Japan Ministry of Defense


 
Defense Minister Kitazawa and U.S. Defense Secretary Gates at the Pentagon
No.18 AUGUST 2010

Cover Photograph:
Defense Minister Kitazawa and U.S. Defense Secretary Gates at the Pentagon

Japan–U.S. Agreed on the Henoko-saki Area

Japan–U.S. Security Consultative Committee released Joint Statement concerning the Base Realignment

On May 28, both the Japanese and U.S. governments, which have been holding consultations over the issue of the relocation of the Marine Corps Air Station(MCAS) Futenma, released a joint statement signed by the members of the Japan–-U.S. Security Consultative Committee(SCC) (Defense Minister Kitazawa, Foreign Minister Okada, U.S. Secretary of Defense Gates and U.S. Secretary of State Clinton).

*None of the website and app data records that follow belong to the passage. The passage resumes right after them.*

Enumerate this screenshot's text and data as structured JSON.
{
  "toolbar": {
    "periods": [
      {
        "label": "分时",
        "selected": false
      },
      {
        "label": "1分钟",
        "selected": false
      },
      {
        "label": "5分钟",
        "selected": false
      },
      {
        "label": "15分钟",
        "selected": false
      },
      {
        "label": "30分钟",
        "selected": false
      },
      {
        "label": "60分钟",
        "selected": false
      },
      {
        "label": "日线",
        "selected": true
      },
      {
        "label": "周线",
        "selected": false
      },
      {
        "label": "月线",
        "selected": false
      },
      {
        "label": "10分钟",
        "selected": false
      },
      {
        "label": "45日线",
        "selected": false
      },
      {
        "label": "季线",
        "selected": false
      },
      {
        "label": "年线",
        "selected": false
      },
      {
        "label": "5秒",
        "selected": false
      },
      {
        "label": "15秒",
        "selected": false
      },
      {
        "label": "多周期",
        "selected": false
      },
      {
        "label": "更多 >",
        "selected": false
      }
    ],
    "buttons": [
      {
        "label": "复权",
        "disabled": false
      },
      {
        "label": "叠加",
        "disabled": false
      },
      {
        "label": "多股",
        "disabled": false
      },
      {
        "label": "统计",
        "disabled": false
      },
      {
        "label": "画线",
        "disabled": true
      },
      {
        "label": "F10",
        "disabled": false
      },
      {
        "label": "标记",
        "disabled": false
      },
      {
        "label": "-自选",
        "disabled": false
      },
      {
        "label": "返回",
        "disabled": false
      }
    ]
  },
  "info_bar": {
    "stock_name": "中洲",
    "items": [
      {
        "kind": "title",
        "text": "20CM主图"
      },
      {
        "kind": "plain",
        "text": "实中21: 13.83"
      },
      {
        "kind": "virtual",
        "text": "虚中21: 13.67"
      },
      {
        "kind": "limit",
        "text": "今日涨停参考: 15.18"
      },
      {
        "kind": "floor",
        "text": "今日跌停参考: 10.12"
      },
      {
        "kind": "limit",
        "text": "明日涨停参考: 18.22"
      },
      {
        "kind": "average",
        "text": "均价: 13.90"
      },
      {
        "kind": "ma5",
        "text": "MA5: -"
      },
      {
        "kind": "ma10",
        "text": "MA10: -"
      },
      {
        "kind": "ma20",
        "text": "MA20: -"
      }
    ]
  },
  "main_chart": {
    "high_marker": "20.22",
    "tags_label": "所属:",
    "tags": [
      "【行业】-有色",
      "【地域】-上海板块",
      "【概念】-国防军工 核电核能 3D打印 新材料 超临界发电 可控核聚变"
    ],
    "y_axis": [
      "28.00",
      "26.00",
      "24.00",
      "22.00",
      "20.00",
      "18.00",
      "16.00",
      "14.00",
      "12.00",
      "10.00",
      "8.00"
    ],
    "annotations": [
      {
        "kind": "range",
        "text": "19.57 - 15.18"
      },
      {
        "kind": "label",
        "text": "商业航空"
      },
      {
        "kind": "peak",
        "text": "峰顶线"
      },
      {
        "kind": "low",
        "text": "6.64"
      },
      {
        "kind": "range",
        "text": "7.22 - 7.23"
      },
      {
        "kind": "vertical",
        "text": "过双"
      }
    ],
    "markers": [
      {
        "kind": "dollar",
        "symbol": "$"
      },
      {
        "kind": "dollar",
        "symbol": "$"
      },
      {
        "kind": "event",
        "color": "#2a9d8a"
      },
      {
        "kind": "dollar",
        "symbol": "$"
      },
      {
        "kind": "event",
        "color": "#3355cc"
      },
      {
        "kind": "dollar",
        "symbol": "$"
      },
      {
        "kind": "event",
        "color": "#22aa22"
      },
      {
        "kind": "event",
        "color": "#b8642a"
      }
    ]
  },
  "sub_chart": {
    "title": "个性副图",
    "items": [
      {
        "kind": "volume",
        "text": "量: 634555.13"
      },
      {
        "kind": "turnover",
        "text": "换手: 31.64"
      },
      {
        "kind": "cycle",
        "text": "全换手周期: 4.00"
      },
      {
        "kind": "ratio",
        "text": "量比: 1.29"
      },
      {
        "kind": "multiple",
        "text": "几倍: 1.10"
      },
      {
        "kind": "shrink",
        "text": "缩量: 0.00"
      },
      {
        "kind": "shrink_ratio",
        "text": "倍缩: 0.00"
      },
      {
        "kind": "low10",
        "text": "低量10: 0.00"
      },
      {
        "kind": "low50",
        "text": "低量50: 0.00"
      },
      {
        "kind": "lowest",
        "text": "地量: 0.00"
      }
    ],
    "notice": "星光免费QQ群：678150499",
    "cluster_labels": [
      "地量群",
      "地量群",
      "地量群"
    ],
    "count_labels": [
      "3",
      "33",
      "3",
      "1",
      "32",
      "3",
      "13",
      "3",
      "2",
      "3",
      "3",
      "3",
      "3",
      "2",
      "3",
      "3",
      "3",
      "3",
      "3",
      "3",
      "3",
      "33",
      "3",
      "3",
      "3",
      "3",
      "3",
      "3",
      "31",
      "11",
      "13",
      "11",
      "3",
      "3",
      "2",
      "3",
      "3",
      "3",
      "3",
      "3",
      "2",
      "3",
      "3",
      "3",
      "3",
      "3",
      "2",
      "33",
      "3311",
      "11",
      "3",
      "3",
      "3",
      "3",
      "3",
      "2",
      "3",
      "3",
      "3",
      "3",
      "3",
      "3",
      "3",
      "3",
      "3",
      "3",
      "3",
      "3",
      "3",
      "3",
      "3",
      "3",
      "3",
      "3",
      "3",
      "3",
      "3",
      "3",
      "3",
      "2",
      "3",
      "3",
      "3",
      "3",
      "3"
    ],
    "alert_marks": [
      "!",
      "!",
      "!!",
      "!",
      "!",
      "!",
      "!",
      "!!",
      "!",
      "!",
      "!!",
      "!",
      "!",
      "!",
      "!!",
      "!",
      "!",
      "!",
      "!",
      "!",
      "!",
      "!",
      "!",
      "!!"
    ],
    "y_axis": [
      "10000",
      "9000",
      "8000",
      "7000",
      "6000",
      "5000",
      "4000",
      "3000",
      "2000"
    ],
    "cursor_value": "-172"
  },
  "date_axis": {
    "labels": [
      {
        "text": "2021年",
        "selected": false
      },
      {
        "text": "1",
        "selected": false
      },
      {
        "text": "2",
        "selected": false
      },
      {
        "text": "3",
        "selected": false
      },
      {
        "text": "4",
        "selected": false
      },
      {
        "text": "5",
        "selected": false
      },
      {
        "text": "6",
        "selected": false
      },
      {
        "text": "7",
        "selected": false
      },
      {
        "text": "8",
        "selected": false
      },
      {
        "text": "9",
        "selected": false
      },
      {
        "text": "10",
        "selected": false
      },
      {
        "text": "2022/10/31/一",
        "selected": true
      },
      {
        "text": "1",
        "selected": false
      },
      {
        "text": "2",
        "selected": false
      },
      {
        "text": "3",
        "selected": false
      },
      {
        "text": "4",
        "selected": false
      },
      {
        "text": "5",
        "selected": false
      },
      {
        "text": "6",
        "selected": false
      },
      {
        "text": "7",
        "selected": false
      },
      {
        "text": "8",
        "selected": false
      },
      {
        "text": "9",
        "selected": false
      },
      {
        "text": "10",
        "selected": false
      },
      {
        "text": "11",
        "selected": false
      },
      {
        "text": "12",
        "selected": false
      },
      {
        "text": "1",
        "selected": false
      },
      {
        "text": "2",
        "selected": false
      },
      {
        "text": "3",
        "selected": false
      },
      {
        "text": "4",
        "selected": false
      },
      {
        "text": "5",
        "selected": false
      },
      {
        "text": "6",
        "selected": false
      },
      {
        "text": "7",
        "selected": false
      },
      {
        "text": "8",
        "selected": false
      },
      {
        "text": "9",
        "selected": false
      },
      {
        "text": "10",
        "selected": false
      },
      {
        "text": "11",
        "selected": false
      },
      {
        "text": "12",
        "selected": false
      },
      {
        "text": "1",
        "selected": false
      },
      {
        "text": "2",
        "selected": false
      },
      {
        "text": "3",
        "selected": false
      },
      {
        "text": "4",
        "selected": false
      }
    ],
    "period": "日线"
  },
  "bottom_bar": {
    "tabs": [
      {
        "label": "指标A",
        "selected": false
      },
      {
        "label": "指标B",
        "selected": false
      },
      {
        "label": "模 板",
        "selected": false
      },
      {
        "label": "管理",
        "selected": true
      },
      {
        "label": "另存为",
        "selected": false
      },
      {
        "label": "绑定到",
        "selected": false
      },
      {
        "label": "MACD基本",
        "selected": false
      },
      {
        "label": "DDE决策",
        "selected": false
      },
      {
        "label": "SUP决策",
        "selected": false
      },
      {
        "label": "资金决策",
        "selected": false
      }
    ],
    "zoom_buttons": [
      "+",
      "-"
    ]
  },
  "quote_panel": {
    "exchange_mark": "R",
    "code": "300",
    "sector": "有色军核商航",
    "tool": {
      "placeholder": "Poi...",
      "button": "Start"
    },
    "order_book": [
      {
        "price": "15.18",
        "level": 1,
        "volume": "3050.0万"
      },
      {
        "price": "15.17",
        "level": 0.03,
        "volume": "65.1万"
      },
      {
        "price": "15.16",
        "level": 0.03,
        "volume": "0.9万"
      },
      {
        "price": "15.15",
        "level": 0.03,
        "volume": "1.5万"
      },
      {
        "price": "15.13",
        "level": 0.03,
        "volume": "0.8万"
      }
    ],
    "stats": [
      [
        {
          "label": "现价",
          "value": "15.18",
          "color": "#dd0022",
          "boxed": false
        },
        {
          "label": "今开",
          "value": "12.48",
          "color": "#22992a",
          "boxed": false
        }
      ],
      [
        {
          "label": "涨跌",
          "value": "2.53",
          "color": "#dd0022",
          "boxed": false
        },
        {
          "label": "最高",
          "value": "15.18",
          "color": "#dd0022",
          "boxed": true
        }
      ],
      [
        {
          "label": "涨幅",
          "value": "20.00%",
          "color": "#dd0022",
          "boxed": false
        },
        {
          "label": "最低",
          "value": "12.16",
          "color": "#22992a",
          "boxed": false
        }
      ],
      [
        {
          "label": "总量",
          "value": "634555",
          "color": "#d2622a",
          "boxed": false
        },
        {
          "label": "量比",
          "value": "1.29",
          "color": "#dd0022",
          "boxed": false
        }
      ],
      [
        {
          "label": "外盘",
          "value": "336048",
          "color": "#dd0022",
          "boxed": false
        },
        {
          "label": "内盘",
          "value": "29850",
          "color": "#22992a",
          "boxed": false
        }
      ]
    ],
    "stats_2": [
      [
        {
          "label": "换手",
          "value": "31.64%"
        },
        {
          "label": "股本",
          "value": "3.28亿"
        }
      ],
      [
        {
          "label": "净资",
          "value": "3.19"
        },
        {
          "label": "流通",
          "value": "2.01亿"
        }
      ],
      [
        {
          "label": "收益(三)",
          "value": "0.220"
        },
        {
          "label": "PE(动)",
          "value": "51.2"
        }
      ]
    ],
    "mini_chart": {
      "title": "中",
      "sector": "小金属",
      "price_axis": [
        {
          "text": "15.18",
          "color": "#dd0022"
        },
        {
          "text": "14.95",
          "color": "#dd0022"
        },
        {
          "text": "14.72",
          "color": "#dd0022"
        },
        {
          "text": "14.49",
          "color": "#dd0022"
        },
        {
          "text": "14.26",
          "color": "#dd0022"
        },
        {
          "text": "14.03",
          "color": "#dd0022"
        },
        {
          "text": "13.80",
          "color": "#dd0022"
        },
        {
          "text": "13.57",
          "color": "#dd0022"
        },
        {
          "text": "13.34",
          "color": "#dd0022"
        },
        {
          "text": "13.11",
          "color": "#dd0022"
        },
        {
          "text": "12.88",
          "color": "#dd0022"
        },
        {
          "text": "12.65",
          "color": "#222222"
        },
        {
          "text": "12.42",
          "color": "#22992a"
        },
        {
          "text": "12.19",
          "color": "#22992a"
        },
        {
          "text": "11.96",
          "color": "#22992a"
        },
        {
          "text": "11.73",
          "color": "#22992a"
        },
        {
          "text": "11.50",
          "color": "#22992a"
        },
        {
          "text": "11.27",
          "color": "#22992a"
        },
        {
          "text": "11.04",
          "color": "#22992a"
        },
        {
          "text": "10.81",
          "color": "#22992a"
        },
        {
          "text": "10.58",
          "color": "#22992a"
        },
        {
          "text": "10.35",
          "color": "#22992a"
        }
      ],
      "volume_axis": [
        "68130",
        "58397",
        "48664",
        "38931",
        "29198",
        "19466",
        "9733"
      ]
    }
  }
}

In the joint statement, Japan and the United States reaffirmed that a sustainable U.S. military presence in Japan, including in Okinawa, providing the deterrence and capabilities necessary for the defense of Japan and for the maintenance of regional stability. It reiterated that as part of its realignment, the United States would relocate MCAS Futenma and return the base to reduce the impact on local communities. Moreover, while confirming of steadily implementing the realignment initiatives described in the May 1, 2006, SCC Document" Japan–United States Roadmap for Realignment Implementation" , the statement clearly laid out " the intention to locate the replacement facility at the Camp Schwab Henoko-saki area and adjacent waters." A study by experts regarding the replacement facility's location, configuration and construction method would be completed by the end of August, 2010, and that the verification and validation would be completed by the time of the next SCC. The Ministers recognized the importance of responding to the concerns of the people of Okinawa that they bear a disproportionate burden related to the presence of U.S. Forces, and also recognized that the more equitable distribution of shared alliance responsibilities is essential for sustainable development of the Alliance. Based on the aforementioned recognition, the Ministers directed that, as progress is made toward the replacement facility, concrete measures should be taken expeditiously in such areas as relocation of training outside of Okinawa, environmental measures, and shared use of facilities between U.S. Forces and the SDF.

Based on this statement, on May 28, the cabinet made a decision over such a course of actions by the government of Japan as to; (1) verify and validate the MCAS Futenma relocation plan (2) reduce the disproportionate burden in Okinawa, and to share the responsibilities of the alliance in whole nation, (3) continuously tackle the issues like dispersing the burden of the base outside Okinawa or Japan and consolidating of military bases of USFJ in order to deepen the alliance.

Consultations over the Issue of the Relocation of MCAS Futenma at the Japan–U.S. Defense Ministers Meeting

Minister Kitazawa and Defense Secretary Gates at the Pentagon for the meeting
Minister Kitazawa and Defense Secretary Gates at the Pentagon for the meeting

On May 25, Defense Minister Kitazawa and Secretary of Defense Gates held a Japan–U.S. Defense Ministers Meeting at the U.S. Department of Defense in Washington D.C., where they discussed, focusing mainly on the following agenda;

  1. 1. With regard to the issue of the relocation of MCAS Futenma, Defense Minister Kitazawa and Defense Secretary Gates agreed that Japan and the United States would continue to cooperate closely to resolve the matters.
  2. 2. With regard to the incident of the sinking of the Republic of Korea (ROK) Navy vessel, Defense Minister Kitazawa said that the torpedo attack by North Korea cannot be condoned, and that Japan strongly condemns the action. Defense Secretary Gates thanked Prime Minister Hatoyama's response to North Korea, and staked that it is important for Japan, the United States and the ROK to cooperate and take the unified stance.
  3. 3. With regard to activities by the Chinese Navy, Defense Minister Kitazawa explained the recent activities of Chinese naval vessels, including the exercise that was carried out in April 2010. He also stated that various forms of bilateral cooperation should be implemented under the current situation that involves contingency risk, as indicated by a Chinese helicopter flying abnormally close to a Maritime Self-Defense Force (MSDF) destroyer. Defense Secretary Gates agreed with his view over the importance of cooperation.
  4. 4. Regarding the Japan–U.S. Alliance,in view of the 50th anniversary of the revision of the Japan–U.S. Security Treaty, both sides agreed to promote bilateral relationship in wide-ranging fields, and to strengthen cooperation on the ministerial level of two countries in order to further deepen the alliance to adapt to the evolving environment of the twenty-first century and enhance its credibility and effectiveness.